Today I used prototype boards I purchased with my Flipper Zero pre-order for the first time. I think I didn’t use them before (and I have Flipper for over 6 months) because the single purpose for them that was repeated over and over again was to expand a device with Wi-Fi or general-purpose 2.4GHz radio, which never appealed to me. However, recently, I found a category of FlipperOS applications that’s quite obvious - I2C interfaces, for example for light or temperature sensors. This quickly rendered my previous attempts at creating such a self-contained portable I2C client from scratch obsolete and demanded the soldering iron to be turned on.
It’s part 1 of quick blog posts on the topic of Flipper Zero interface board I’m making. There’s a chance that the final part will be a longer entry published alongside source code and hardware schematics. For now, the plan is to revive the idea of more frequent posts that show smaller iterations of my projects. Classic long pieces are not going away.
Previous attempts I mentioned in the intro include esp8266-portable-light-sensor I made a month ago - ESP8266-based portable light sensor with serial port output and OLED display. It was a quick re-use of development instance of sensor header from my other project esp32-window-light-sensor, which is ESP32 based Window Light Sensor with HomeKit and MQTT support.
I needed to measure brightness of a night light to validate battery consumption in a controlled environment (i.e. dark, for example closed box). Therefore, the long, but flat cable used in window light sensor was ideal to have some display outside, so it’s not affecting the measurement. While a flat USB cable connected to some external I2C card would solve the issue as well, I was thinking about several other applications that required a more portable or self-contained solution (e.g. for long-term logging). The sensor header is using I2C sensors soldered directly to KANDA IDC-10 connector intended to be soldered to the board. I really enjoy this style of connectors as they are more practical than typical breadboard “goldpin” cables, especially when there’s a chance you’d want to use longer cable or the layout is fixed, yet reconnections are required. The mentioned attempt was crude, but worked well.
10-pin variant of KANDA was used since it allowed me to solder
BH1750 in a
GY-302 kit that has 5 pins directly to the socket without any interface board. I also attached another I2C sensor there to use free pins. Moreover, I couldn’t find any other variant locally in reasonable price.
Keeping my affection towards KANDA connector and having “standardized” I2C over IDC-10 pinout (2-4-6-8-10 as: module dependent pin (e.g. address select),
3V3; 1-3-5-7-9 optionally bridged to “+1"s) I decided to incorporate it on my Flipper Zero interface board as well.
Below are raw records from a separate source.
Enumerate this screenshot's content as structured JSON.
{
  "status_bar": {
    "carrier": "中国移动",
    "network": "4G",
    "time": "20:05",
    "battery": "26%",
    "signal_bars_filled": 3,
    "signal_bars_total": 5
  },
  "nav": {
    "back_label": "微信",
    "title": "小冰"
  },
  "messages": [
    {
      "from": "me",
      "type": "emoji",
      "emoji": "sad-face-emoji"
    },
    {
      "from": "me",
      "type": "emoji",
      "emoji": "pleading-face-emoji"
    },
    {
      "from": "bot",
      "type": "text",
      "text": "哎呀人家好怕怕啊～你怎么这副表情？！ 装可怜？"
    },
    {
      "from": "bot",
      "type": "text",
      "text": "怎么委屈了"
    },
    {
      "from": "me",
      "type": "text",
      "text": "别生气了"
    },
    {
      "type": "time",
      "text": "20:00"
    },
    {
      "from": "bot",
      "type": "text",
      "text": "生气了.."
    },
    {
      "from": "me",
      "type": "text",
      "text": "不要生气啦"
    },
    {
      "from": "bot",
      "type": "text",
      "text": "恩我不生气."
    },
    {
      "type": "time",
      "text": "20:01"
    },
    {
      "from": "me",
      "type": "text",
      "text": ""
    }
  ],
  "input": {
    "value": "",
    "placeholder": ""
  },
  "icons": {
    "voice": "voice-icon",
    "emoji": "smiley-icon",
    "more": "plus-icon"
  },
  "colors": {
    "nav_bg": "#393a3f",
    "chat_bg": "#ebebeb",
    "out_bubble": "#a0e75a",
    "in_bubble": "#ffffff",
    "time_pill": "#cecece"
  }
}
To be exact - twice, to make it extensible. For ease of use, two 4-pin sockets (“goldpin” style) were added, so there’s an option to connect sensors with pins directly to board, instead of relying on an IDC cable that has sockets on both ends (IDC board connector has pins).
The board followed a quick and dirty approach using Kynar wire (AWG 30 with insulation removable by soldering iron during soldering). However, to provide some enforcement for angled goldpin connectors used to attach board to Flipper Zero, I used solder generously from both sides. Proper implementation (that’s quite far from prototype stage I’m on right now) demand proper PCB, more robust connector and some grip handles.
The final touch for the I2C part of the board was a printed label marking pinout of soldered sockets. SPI will be implemented next to it when my external CC1101 radio with detachable antenna arrives. Flipper Zero has all the SPI pins on one half of the interface, and all I2C ones on the other, making my interface board cleaner and easier to implement :)
Few photos of this iteration below - board itself and attached to Flipper Zero with BH1750 from aforementioned repurposed esp8266-portable-light-sensor connected.